Assignment: The result should be every line of the listing that contains "legend".

━━━━━ Data for this task ━━━━━

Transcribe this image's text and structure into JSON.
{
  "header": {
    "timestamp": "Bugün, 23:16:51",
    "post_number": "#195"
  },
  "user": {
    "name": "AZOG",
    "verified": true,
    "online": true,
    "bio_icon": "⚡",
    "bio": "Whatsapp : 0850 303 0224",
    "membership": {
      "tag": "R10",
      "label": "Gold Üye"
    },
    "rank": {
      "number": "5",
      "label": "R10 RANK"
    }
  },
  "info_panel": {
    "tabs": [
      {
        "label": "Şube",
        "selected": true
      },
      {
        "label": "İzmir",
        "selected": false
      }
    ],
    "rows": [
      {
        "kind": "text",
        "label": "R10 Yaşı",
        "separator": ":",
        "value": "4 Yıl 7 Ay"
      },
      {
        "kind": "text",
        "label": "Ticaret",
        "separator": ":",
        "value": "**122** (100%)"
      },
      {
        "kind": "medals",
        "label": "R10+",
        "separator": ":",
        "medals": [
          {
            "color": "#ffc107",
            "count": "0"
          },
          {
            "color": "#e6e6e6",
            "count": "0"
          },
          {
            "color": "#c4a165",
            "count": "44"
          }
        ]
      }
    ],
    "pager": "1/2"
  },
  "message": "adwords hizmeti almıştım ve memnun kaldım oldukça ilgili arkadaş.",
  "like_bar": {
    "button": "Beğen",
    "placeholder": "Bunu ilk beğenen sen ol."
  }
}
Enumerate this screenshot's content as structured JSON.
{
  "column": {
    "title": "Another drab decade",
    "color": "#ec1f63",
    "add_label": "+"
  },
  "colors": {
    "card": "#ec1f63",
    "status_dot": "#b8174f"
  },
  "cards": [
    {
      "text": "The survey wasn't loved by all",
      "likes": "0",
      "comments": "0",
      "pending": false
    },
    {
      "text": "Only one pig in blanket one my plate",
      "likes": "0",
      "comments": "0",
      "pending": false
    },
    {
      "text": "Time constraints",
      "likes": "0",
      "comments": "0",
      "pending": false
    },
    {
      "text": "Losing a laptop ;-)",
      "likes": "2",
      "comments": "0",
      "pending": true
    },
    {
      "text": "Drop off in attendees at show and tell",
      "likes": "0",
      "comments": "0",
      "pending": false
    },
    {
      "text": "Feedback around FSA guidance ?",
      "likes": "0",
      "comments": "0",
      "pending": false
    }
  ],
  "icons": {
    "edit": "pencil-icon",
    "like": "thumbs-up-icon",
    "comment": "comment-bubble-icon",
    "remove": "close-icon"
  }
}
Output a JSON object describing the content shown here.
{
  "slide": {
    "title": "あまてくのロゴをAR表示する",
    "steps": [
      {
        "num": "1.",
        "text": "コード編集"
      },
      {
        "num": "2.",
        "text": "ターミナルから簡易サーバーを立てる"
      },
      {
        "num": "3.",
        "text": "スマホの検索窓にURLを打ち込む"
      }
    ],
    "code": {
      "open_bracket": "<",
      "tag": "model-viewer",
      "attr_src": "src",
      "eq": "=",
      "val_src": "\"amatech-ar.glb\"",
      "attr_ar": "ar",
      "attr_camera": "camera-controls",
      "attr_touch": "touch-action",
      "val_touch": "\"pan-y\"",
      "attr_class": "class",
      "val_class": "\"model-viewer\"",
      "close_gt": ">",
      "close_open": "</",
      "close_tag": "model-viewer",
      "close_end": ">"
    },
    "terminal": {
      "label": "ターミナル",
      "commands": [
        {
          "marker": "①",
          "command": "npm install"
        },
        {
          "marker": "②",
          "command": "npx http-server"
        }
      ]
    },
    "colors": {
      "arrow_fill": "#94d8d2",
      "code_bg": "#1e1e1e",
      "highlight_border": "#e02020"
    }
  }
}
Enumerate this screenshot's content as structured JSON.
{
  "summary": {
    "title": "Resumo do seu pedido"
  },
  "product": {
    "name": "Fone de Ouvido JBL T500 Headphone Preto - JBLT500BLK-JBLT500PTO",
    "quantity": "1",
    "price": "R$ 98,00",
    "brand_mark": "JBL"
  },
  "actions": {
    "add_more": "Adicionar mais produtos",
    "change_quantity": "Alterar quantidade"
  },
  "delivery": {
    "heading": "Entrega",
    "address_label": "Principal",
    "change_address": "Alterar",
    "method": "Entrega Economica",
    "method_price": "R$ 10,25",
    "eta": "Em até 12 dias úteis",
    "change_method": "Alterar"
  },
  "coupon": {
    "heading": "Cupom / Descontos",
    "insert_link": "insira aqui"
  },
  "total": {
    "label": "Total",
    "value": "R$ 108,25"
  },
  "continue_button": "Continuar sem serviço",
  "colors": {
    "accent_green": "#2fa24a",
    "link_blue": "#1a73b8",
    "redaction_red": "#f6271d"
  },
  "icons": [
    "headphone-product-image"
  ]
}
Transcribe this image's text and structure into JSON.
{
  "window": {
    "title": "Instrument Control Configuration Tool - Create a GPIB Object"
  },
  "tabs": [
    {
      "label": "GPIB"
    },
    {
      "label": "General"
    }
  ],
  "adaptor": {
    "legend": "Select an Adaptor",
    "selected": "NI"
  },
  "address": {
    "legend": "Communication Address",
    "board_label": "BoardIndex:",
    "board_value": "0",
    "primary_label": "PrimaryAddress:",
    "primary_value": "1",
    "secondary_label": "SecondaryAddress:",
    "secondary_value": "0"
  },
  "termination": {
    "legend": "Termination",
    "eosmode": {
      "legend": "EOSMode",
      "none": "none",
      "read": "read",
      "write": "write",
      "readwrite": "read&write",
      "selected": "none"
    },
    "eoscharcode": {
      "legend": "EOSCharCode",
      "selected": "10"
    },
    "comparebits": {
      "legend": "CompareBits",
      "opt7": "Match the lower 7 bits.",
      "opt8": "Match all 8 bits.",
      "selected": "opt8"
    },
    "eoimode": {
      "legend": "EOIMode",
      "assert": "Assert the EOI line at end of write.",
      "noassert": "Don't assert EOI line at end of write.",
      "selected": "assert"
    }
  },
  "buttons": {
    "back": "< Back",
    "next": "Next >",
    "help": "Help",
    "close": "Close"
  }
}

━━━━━

Result for this task:
    "legend": "Select an Adaptor",
    "legend": "Communication Address",
    "legend": "Termination",
      "legend": "EOSMode",
      "legend": "EOSCharCode",
      "legend": "CompareBits",
      "legend": "EOIMode",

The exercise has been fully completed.